EXERCISE:
Each line of the records below that contains "text" needs to be copied.

SUPPLIED MATERIAL:
---------------

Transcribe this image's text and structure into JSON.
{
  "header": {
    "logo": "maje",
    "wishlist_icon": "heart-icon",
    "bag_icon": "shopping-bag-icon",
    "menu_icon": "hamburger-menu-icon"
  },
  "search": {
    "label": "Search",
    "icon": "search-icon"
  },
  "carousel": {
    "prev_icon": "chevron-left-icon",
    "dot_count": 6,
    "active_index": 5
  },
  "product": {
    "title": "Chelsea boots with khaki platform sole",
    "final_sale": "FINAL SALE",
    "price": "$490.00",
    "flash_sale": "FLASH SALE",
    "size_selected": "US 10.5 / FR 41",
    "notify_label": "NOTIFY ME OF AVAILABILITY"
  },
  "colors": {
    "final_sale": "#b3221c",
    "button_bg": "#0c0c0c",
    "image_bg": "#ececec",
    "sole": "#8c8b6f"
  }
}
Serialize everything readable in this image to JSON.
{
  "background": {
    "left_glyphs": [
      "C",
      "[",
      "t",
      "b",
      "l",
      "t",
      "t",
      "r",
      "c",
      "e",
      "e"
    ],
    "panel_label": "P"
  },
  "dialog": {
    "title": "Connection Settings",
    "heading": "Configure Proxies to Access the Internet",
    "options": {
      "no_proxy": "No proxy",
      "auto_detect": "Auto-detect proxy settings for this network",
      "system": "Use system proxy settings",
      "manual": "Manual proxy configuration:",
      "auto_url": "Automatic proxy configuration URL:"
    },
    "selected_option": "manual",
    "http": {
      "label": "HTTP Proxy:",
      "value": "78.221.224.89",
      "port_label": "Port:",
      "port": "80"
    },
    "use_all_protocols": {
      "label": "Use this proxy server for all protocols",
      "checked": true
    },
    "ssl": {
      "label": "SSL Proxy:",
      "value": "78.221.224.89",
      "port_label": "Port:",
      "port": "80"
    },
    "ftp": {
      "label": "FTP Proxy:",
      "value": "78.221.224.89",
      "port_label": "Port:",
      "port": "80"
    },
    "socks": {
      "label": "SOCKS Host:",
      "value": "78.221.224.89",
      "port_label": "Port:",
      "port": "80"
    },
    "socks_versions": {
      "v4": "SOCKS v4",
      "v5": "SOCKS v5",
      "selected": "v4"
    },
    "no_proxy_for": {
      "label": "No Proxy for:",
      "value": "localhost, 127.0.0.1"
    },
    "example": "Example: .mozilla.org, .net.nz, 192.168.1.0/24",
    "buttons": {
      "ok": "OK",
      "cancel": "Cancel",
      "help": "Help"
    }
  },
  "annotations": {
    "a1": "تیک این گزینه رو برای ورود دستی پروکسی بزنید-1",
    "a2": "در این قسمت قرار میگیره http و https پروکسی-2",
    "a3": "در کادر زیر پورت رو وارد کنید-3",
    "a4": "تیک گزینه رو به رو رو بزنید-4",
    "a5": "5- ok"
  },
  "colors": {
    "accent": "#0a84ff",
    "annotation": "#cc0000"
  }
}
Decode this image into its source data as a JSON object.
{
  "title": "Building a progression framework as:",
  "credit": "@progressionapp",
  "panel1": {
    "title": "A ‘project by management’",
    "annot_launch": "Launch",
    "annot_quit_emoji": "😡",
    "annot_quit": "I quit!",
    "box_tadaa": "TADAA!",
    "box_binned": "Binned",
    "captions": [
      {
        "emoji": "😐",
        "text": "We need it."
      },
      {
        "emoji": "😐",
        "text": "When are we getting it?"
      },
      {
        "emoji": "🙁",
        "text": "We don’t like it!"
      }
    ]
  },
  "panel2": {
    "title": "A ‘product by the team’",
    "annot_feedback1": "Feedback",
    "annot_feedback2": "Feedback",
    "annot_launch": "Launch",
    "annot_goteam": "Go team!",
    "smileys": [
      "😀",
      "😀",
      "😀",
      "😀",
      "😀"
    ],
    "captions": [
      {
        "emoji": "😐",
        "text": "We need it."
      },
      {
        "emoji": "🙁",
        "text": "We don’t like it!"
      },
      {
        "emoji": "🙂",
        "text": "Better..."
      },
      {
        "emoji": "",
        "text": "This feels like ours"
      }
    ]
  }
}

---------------

OUTPUT OF THE TASK:
Transcribe this image's text and structure into JSON.
        "text": "We need it."
        "text": "When are we getting it?"
        "text": "We don’t like it!"
        "text": "We need it."
        "text": "We don’t like it!"
        "text": "Better..."
        "text": "This feels like ours"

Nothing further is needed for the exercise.